THE PROBLEM:
Where the records below have a line with "System", that line is to be copied.

[Component data from apps and pages]

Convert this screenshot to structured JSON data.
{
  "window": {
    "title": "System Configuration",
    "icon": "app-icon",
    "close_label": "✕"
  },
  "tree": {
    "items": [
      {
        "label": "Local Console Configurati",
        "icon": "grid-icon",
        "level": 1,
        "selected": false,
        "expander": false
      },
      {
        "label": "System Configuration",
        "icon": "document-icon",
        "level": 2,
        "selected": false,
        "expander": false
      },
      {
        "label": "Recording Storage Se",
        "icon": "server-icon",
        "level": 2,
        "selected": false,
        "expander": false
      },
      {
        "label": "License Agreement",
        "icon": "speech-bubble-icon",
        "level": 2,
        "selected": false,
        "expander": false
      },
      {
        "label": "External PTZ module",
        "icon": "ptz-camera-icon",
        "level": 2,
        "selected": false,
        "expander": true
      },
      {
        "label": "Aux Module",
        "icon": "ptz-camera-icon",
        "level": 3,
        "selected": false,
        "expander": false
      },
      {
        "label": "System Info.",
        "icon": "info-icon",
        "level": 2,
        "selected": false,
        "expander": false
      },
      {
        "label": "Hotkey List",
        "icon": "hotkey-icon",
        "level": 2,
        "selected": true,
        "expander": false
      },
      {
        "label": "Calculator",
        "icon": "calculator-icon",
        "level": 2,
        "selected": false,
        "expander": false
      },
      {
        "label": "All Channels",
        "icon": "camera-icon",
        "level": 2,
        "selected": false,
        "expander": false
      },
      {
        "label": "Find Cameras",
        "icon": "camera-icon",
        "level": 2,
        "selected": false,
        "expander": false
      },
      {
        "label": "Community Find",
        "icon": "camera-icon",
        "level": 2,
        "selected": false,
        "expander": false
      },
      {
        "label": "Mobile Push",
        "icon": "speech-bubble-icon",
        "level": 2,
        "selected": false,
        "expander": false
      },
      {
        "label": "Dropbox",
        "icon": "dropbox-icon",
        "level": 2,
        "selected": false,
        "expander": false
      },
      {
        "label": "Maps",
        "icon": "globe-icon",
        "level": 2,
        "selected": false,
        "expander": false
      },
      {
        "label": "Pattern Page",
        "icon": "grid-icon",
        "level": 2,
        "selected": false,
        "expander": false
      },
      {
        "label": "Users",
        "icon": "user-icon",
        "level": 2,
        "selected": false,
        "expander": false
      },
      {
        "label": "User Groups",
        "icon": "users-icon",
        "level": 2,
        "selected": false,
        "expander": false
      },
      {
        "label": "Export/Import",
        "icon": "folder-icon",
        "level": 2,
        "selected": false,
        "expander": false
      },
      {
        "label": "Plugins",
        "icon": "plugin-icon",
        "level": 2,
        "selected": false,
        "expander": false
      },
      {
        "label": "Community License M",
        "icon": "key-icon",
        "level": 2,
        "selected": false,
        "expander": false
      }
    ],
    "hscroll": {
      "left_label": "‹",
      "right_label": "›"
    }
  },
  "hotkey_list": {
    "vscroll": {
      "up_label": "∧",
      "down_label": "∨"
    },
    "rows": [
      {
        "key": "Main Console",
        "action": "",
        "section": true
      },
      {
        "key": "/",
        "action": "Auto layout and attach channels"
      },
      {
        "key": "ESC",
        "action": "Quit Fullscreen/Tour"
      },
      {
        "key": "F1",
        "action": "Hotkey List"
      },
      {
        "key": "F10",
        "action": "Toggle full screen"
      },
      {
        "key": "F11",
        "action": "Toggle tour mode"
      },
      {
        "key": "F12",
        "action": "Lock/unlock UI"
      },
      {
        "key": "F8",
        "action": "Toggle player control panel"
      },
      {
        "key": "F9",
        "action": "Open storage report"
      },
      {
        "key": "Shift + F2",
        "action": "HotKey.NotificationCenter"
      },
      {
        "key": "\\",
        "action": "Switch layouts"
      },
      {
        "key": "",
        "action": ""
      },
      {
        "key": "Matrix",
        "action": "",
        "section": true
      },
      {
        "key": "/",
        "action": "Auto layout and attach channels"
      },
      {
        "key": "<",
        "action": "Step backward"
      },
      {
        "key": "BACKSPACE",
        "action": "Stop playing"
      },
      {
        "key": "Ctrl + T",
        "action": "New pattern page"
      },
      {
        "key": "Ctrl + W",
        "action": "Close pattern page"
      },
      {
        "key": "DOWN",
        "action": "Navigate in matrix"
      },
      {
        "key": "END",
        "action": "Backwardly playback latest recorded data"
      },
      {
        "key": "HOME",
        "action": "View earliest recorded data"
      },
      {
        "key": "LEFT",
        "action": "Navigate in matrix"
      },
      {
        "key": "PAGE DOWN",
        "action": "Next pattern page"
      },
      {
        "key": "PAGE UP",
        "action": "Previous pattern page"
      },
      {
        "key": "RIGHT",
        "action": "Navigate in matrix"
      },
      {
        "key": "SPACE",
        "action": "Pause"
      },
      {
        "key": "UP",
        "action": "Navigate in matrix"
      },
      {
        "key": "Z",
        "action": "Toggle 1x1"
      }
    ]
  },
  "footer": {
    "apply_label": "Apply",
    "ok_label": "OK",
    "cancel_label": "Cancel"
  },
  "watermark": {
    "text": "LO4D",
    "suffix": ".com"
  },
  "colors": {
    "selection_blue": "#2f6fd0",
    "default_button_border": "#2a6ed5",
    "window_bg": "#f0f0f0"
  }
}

RESPONSE:
    "title": "System Configuration",
        "label": "System Configuration",
        "label": "System Info.",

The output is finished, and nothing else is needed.